We are proud of our latest addition, the ‘Goat Barn’, built on the site of the old goat barn on the farm. It is now home to our dining room, two lounges where you can relax with a book and enjoy the view, and two junior suites.

The ‘Goat Barn’ is a mixture of a traditional cog-jointed smokehouse from Norheimsund in the Hardanger region, dating from the early 18th century, and our own modern design. Since we like to reuse things, we are very proud of the ‘tower’ – built from recycled windows from houses and cabins that Bjørn has renovated over the years.

The stairs and the bathroom fittings are made from old timbers that were left over from the old ‘Smokehouse’.

Our junior suites, ‘Jericho’ and ‘Liverpool’, are the biggest rooms on the farm. They are perfect for couples on a romantic holiday who are looking to have a really romantic time together, or for families with children. Each room is equipped with an extra sofa bed.

Amenities

  • 2 Suites
  • All bathrooms have rain showers
  • 3 Lounges
  • Outside hot tub
  • Sauna
  • Wi-fi

Availability

Got a question? Don’t hesitate to contact us.
+47 900 26 156  | post@292aurland.com


THE SUITES

The Liverpool Suite

The Jericho Suite

RØYKSTOVA

Breakfast Lounge

Our complimentary breakfast is served every morning in Røykstova breakfast lounge. We endeavour to serve locally produced, organic food, such as goat cheese, goat salami, artisanal bread, eggs from our neighbours, freshly pressed apple and raspberry juice and greens from our own garden.

The two wood-burning stoves in the Goat Barn are very popular, both at mealtimes and to create a cosy atmosphere. So come and get ‘cosy’! Is there anything more Norwegian than that? It must be because we are good at enjoying ourselves, after all.

smokehouse

— a type of house where the smoke from the fireplace goes straight into the room and escapes through an opening, or vent, in the ceiling.
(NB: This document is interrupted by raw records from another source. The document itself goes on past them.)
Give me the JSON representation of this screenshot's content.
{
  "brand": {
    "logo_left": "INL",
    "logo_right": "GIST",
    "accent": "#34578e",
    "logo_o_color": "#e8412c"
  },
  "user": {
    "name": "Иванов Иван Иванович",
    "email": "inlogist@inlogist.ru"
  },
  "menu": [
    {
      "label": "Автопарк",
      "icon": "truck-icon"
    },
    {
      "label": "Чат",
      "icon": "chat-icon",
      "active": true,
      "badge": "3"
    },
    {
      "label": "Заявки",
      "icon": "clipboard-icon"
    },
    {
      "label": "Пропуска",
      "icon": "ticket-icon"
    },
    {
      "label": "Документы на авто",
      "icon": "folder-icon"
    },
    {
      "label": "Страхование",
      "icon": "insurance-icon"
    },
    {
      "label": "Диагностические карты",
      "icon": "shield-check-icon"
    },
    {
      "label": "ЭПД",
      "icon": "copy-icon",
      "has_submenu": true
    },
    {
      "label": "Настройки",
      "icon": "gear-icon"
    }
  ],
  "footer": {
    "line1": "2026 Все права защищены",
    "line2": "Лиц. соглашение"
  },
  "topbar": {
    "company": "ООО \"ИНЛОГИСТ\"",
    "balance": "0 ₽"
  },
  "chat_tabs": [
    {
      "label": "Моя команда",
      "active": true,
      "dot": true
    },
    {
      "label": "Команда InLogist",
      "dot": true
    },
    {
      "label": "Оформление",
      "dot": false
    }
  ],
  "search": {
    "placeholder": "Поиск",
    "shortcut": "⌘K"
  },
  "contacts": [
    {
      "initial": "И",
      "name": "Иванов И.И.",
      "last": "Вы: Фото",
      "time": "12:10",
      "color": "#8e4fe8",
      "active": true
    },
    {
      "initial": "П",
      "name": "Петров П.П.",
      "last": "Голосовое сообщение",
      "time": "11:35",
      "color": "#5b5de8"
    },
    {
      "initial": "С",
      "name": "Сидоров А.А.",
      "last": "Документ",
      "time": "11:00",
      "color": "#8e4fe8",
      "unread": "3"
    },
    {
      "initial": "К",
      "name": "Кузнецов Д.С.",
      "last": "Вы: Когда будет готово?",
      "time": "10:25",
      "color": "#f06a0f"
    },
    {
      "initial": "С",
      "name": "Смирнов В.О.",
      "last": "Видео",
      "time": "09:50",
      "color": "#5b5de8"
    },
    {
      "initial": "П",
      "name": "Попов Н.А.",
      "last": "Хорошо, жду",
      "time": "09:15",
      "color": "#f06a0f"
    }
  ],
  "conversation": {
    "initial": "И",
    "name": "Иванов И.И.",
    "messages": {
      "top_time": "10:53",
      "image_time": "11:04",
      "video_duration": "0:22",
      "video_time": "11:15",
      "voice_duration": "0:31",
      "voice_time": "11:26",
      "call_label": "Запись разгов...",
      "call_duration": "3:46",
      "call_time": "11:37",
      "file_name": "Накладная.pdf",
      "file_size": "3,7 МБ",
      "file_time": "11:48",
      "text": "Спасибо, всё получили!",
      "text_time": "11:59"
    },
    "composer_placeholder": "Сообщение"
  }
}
Before ‘smoke stoves’ and chimneys became commonplace, houses with open hearths were the norm in Norway and were usually only called a ‘stove’ or house. The smoke vent also let in light – through the ceiling.